- [Problem] Restate the records in full and exactly, with no images included.

- [Entries shown]
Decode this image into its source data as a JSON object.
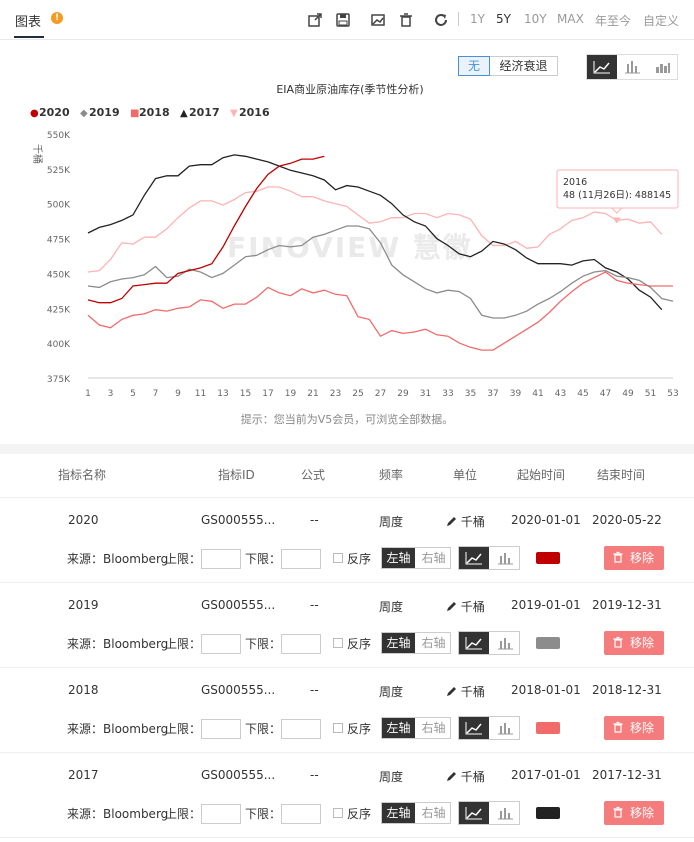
{
  "header": {
    "tab_label": "图表",
    "info_badge": "!",
    "tools": [
      "share-icon",
      "save-icon",
      "image-icon",
      "delete-icon",
      "refresh-icon"
    ],
    "ranges": [
      "1Y",
      "5Y",
      "10Y",
      "MAX",
      "年至今",
      "自定义"
    ],
    "active_range": "5Y"
  },
  "controls": {
    "overlay_none": "无",
    "overlay_recession": "经济衰退",
    "chart_types": [
      "line-chart-icon",
      "bar-chart-icon",
      "area-chart-icon"
    ]
  },
  "watermark": "FINOVIEW 慧徽",
  "tooltip": {
    "series": "2016",
    "text": "48 (11月26日): 488145"
  },
  "notice": "提示：您当前为V5会员，可浏览全部数据。",
  "table": {
    "headers": [
      "指标名称",
      "指标ID",
      "公式",
      "频率",
      "单位",
      "起始时间",
      "结束时间"
    ],
    "source_label": "来源：Bloomberg",
    "upper_label": "上限：",
    "lower_label": "下限：",
    "reverse_label": "反序",
    "left_axis": "左轴",
    "right_axis": "右轴",
    "remove_label": "移除",
    "rows": [
      {
        "name": "2020",
        "id": "GS000555...",
        "formula": "--",
        "freq": "周度",
        "unit": "千桶",
        "start": "2020-01-01",
        "end": "2020-05-22",
        "color": "#c00000"
      },
      {
        "name": "2019",
        "id": "GS000555...",
        "formula": "--",
        "freq": "周度",
        "unit": "千桶",
        "start": "2019-01-01",
        "end": "2019-12-31",
        "color": "#8c8c8c"
      },
      {
        "name": "2018",
        "id": "GS000555...",
        "formula": "--",
        "freq": "周度",
        "unit": "千桶",
        "start": "2018-01-01",
        "end": "2018-12-31",
        "color": "#f36a6a"
      },
      {
        "name": "2017",
        "id": "GS000555...",
        "formula": "--",
        "freq": "周度",
        "unit": "千桶",
        "start": "2017-01-01",
        "end": "2017-12-31",
        "color": "#222222"
      }
    ]
  },
  "chart_data": {
    "type": "line",
    "title": "EIA商业原油库存(季节性分析)",
    "ylabel": "千桶",
    "ylim": [
      375,
      550
    ],
    "yticks": [
      "375K",
      "400K",
      "425K",
      "450K",
      "475K",
      "500K",
      "525K",
      "550K"
    ],
    "ytick_values": [
      375,
      400,
      425,
      450,
      475,
      500,
      525,
      550
    ],
    "xlim": [
      1,
      53
    ],
    "xticks": [
      "1",
      "3",
      "5",
      "7",
      "9",
      "11",
      "13",
      "15",
      "17",
      "19",
      "21",
      "23",
      "25",
      "27",
      "29",
      "31",
      "33",
      "35",
      "37",
      "39",
      "41",
      "43",
      "45",
      "47",
      "49",
      "51",
      "53"
    ],
    "legend_position": "top-left",
    "series": [
      {
        "name": "2020",
        "color": "#c00000",
        "marker": "●",
        "values": [
          431,
          429,
          429,
          432,
          441,
          442,
          443,
          443,
          450,
          452,
          454,
          457,
          469,
          484,
          498,
          511,
          521,
          527,
          529,
          532,
          532,
          534
        ]
      },
      {
        "name": "2019",
        "color": "#8c8c8c",
        "marker": "◆",
        "values": [
          441,
          440,
          444,
          446,
          447,
          449,
          455,
          447,
          448,
          453,
          451,
          447,
          450,
          456,
          462,
          463,
          467,
          470,
          469,
          470,
          476,
          478,
          481,
          484,
          484,
          482,
          472,
          456,
          449,
          444,
          439,
          436,
          438,
          437,
          432,
          420,
          418,
          418,
          420,
          423,
          428,
          432,
          437,
          443,
          448,
          451,
          452,
          448,
          447,
          445,
          440,
          432,
          430
        ]
      },
      {
        "name": "2018",
        "color": "#f36a6a",
        "marker": "■",
        "values": [
          420,
          413,
          411,
          417,
          420,
          421,
          424,
          423,
          425,
          426,
          431,
          430,
          425,
          428,
          428,
          433,
          440,
          436,
          434,
          439,
          436,
          438,
          435,
          434,
          419,
          417,
          405,
          409,
          407,
          408,
          410,
          406,
          405,
          400,
          397,
          395,
          395,
          400,
          405,
          410,
          415,
          422,
          430,
          437,
          443,
          447,
          451,
          445,
          443,
          442,
          441,
          441,
          441
        ]
      },
      {
        "name": "2017",
        "color": "#222222",
        "marker": "▲",
        "values": [
          479,
          483,
          485,
          488,
          492,
          506,
          518,
          520,
          520,
          527,
          528,
          528,
          533,
          535,
          534,
          532,
          530,
          527,
          524,
          522,
          520,
          517,
          510,
          513,
          512,
          509,
          506,
          500,
          492,
          487,
          484,
          475,
          470,
          464,
          462,
          466,
          473,
          471,
          467,
          461,
          457,
          457,
          457,
          456,
          459,
          460,
          454,
          451,
          446,
          438,
          433,
          424
        ]
      },
      {
        "name": "2016",
        "color": "#ffb3b3",
        "marker": "▼",
        "values": [
          451,
          452,
          460,
          472,
          471,
          476,
          476,
          482,
          490,
          497,
          502,
          502,
          499,
          503,
          508,
          509,
          512,
          512,
          509,
          505,
          505,
          502,
          500,
          498,
          492,
          486,
          487,
          490,
          490,
          493,
          493,
          490,
          493,
          492,
          489,
          477,
          470,
          470,
          473,
          468,
          469,
          478,
          482,
          488,
          490,
          494,
          493,
          488,
          489,
          486,
          487,
          478
        ]
      }
    ]
  }
}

- [Exercise solution]
Decode this image into its source data as a JSON object.
{
  "header": {
    "tab_label": "图表",
    "info_badge": "!",
    "tools": [
      "share-icon",
      "save-icon",
      "image-icon",
      "delete-icon",
      "refresh-icon"
    ],
    "ranges": [
      "1Y",
      "5Y",
      "10Y",
      "MAX",
      "年至今",
      "自定义"
    ],
    "active_range": "5Y"
  },
  "controls": {
    "overlay_none": "无",
    "overlay_recession": "经济衰退",
    "chart_types": [
      "line-chart-icon",
      "bar-chart-icon",
      "area-chart-icon"
    ]
  },
  "watermark": "FINOVIEW 慧徽",
  "tooltip": {
    "series": "2016",
    "text": "48 (11月26日): 488145"
  },
  "notice": "提示：您当前为V5会员，可浏览全部数据。",
  "table": {
    "headers": [
      "指标名称",
      "指标ID",
      "公式",
      "频率",
      "单位",
      "起始时间",
      "结束时间"
    ],
    "source_label": "来源：Bloomberg",
    "upper_label": "上限：",
    "lower_label": "下限：",
    "reverse_label": "反序",
    "left_axis": "左轴",
    "right_axis": "右轴",
    "remove_label": "移除",
    "rows": [
      {
        "name": "2020",
        "id": "GS000555...",
        "formula": "--",
        "freq": "周度",
        "unit": "千桶",
        "start": "2020-01-01",
        "end": "2020-05-22",
        "color": "#c00000"
      },
      {
        "name": "2019",
        "id": "GS000555...",
        "formula": "--",
        "freq": "周度",
        "unit": "千桶",
        "start": "2019-01-01",
        "end": "2019-12-31",
        "color": "#8c8c8c"
      },
      {
        "name": "2018",
        "id": "GS000555...",
        "formula": "--",
        "freq": "周度",
        "unit": "千桶",
        "start": "2018-01-01",
        "end": "2018-12-31",
        "color": "#f36a6a"
      },
      {
        "name": "2017",
        "id": "GS000555...",
        "formula": "--",
        "freq": "周度",
        "unit": "千桶",
        "start": "2017-01-01",
        "end": "2017-12-31",
        "color": "#222222"
      }
    ]
  },
  "chart_data": {
    "type": "line",
    "title": "EIA商业原油库存(季节性分析)",
    "ylabel": "千桶",
    "ylim": [
      375,
      550
    ],
    "yticks": [
      "375K",
      "400K",
      "425K",
      "450K",
      "475K",
      "500K",
      "525K",
      "550K"
    ],
    "ytick_values": [
      375,
      400,
      425,
      450,
      475,
      500,
      525,
      550
    ],
    "xlim": [
      1,
      53
    ],
    "xticks": [
      "1",
      "3",
      "5",
      "7",
      "9",
      "11",
      "13",
      "15",
      "17",
      "19",
      "21",
      "23",
      "25",
      "27",
      "29",
      "31",
      "33",
      "35",
      "37",
      "39",
      "41",
      "43",
      "45",
      "47",
      "49",
      "51",
      "53"
    ],
    "legend_position": "top-left",
    "series": [
      {
        "name": "2020",
        "color": "#c00000",
        "marker": "●",
        "values": [
          431,
          429,
          429,
          432,
          441,
          442,
          443,
          443,
          450,
          452,
          454,
          457,
          469,
          484,
          498,
          511,
          521,
          527,
          529,
          532,
          532,
          534
        ]
      },
      {
        "name": "2019",
        "color": "#8c8c8c",
        "marker": "◆",
        "values": [
          441,
          440,
          444,
          446,
          447,
          449,
          455,
          447,
          448,
          453,
          451,
          447,
          450,
          456,
          462,
          463,
          467,
          470,
          469,
          470,
          476,
          478,
          481,
          484,
          484,
          482,
          472,
          456,
          449,
          444,
          439,
          436,
          438,
          437,
          432,
          420,
          418,
          418,
          420,
          423,
          428,
          432,
          437,
          443,
          448,
          451,
          452,
          448,
          447,
          445,
          440,
          432,
          430
        ]
      },
      {
        "name": "2018",
        "color": "#f36a6a",
        "marker": "■",
        "values": [
          420,
          413,
          411,
          417,
          420,
          421,
          424,
          423,
          425,
          426,
          431,
          430,
          425,
          428,
          428,
          433,
          440,
          436,
          434,
          439,
          436,
          438,
          435,
          434,
          419,
          417,
          405,
          409,
          407,
          408,
          410,
          406,
          405,
          400,
          397,
          395,
          395,
          400,
          405,
          410,
          415,
          422,
          430,
          437,
          443,
          447,
          451,
          445,
          443,
          442,
          441,
          441,
          441
        ]
      },
      {
        "name": "2017",
        "color": "#222222",
        "marker": "▲",
        "values": [
          479,
          483,
          485,
          488,
          492,
          506,
          518,
          520,
          520,
          527,
          528,
          528,
          533,
          535,
          534,
          532,
          530,
          527,
          524,
          522,
          520,
          517,
          510,
          513,
          512,
          509,
          506,
          500,
          492,
          487,
          484,
          475,
          470,
          464,
          462,
          466,
          473,
          471,
          467,
          461,
          457,
          457,
          457,
          456,
          459,
          460,
          454,
          451,
          446,
          438,
          433,
          424
        ]
      },
      {
        "name": "2016",
        "color": "#ffb3b3",
        "marker": "▼",
        "values": [
          451,
          452,
          460,
          472,
          471,
          476,
          476,
          482,
          490,
          497,
          502,
          502,
          499,
          503,
          508,
          509,
          512,
          512,
          509,
          505,
          505,
          502,
          500,
          498,
          492,
          486,
          487,
          490,
          490,
          493,
          493,
          490,
          493,
          492,
          489,
          477,
          470,
          470,
          473,
          468,
          469,
          478,
          482,
          488,
          490,
          494,
          493,
          488,
          489,
          486,
          487,
          478
        ]
      }
    ]
  }
}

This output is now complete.